# Type Theory Resources for the Layprogrammer

Over the last few years, I’ve tried getting into type theory. I even thought I would apply to Ph.D. programs for a while. I ultimately didn’t, and while I was figuring that out I spent a lot of time struggling to grasp what type theory actually *is*. Even once I had some kind of clue, I struggled a lot with jargon, new symbols, and learning some useful background knowledge. About that last point: I realize one might not *need* to know set theory to understand type theory, but I found it useful. It was a lot easier for me to understand covariance and contravariance by looking at Venn diagrams than by reading the Wikipedia page.

The below (very incomplete) list of “resources” should hopefully help someone get started on their way to going from programming in Python to knowing what type theory is, like I did. If you find that any of this is incorrect, well, that probably means you’re past the need for this kind of post. If you have ideas for things to add, please reach out!

books:

- Introductory Discrete Mathematics
- Chapter 0 is an introduction to set theory and logic, which are two topics I found repeatedly assumed as understood in type theory books and papers.

- Naive set theory
- Referenced by at least “Introduction to Discrete Mathematics” and “Types and Programming Languages”. Haven’t read it, but… maybe someday.

- Category Theory for Programmers
- I hear the words “monad” and “functors” a lot in PL theory.

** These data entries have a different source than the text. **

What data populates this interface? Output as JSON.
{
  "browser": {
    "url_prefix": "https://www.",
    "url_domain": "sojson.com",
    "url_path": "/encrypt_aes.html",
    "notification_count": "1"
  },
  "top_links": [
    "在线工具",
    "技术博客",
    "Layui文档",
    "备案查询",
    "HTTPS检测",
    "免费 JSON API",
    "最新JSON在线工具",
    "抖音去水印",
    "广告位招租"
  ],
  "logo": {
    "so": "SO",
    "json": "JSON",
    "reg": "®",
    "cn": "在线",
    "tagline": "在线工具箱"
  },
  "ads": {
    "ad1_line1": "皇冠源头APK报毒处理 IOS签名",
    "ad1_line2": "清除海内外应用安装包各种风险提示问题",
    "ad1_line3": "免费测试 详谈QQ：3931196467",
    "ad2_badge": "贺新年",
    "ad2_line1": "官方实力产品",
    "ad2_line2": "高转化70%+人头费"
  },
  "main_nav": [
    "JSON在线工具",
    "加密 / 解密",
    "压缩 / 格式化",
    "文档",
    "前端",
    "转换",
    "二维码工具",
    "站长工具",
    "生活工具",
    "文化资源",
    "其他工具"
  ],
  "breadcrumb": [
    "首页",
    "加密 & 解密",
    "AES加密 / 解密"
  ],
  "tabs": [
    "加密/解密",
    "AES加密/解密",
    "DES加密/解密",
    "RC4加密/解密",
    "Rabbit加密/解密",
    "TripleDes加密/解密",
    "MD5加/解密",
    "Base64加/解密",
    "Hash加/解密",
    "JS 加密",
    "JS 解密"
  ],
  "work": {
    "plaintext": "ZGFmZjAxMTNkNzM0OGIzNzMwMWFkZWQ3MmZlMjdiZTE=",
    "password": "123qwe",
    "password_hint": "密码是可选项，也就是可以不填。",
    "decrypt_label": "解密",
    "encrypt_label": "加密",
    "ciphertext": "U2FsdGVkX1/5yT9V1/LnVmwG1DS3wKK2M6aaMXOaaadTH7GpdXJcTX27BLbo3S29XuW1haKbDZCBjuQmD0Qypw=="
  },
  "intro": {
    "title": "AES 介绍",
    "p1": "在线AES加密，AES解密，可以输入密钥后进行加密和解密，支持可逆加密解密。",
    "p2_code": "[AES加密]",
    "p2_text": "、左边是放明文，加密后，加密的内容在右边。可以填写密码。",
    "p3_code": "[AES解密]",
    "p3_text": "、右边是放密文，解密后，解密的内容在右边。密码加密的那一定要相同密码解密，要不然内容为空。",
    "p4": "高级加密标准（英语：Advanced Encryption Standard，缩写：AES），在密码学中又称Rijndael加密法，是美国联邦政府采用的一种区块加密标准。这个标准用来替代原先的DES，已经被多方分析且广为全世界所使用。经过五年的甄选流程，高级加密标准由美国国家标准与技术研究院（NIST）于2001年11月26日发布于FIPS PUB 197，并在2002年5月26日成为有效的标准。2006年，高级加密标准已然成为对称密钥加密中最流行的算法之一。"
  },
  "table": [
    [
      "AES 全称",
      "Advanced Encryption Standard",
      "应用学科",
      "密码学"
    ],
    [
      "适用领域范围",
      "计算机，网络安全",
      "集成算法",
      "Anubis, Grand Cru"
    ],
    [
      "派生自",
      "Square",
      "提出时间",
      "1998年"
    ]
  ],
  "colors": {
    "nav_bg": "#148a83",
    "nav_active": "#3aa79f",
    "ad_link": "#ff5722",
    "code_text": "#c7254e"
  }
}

I
*think*this book will help with that. - A git repo with code for the book is here.

- I hear the words “monad” and “functors” a lot in PL theory. I
- The Little Typer
- An introduction into dependent type theory, building up from relatively modest beginnings.
- Here’s a talk on dependent types by one of the authors from around the time the book came out.

- Type-driven Development in Idris
- A really helpful look at dependent types by learning a dependently-typed language, Idris.

- Types and Programming Languages
- This seems to me to be considered one of, if not the, foundational textbooks on type theory

- Practical Foundations of Programming Languages
- Along with TAPL above, this seems to me to have an important place in type/programming language theory

- Programming Language Foundations in Agda
- Honestly, the thing that kept me from continuing this was all the non-standard (to me) characters that I’d always forget how to type. Seems good though.

blog posts:

- Type inference
- How to implement dependent type theory (and some other posts tagged with “type theory” on that blog)

communities:

- ACM Special Interest Group on Programming Languages (SIGPLAN)
- There are a number of good conferences put on by SIGPLAN and the workshops accompanying each conference are interesting! I attended PLMW a couple times when I was considering grad school

- Oregon Programming Languages Summer School (OPLSS)
- I attended this as well, and while it was really helpful most of the material went
*way*over my head.

- I attended this as well, and while it was really helpful most of the material went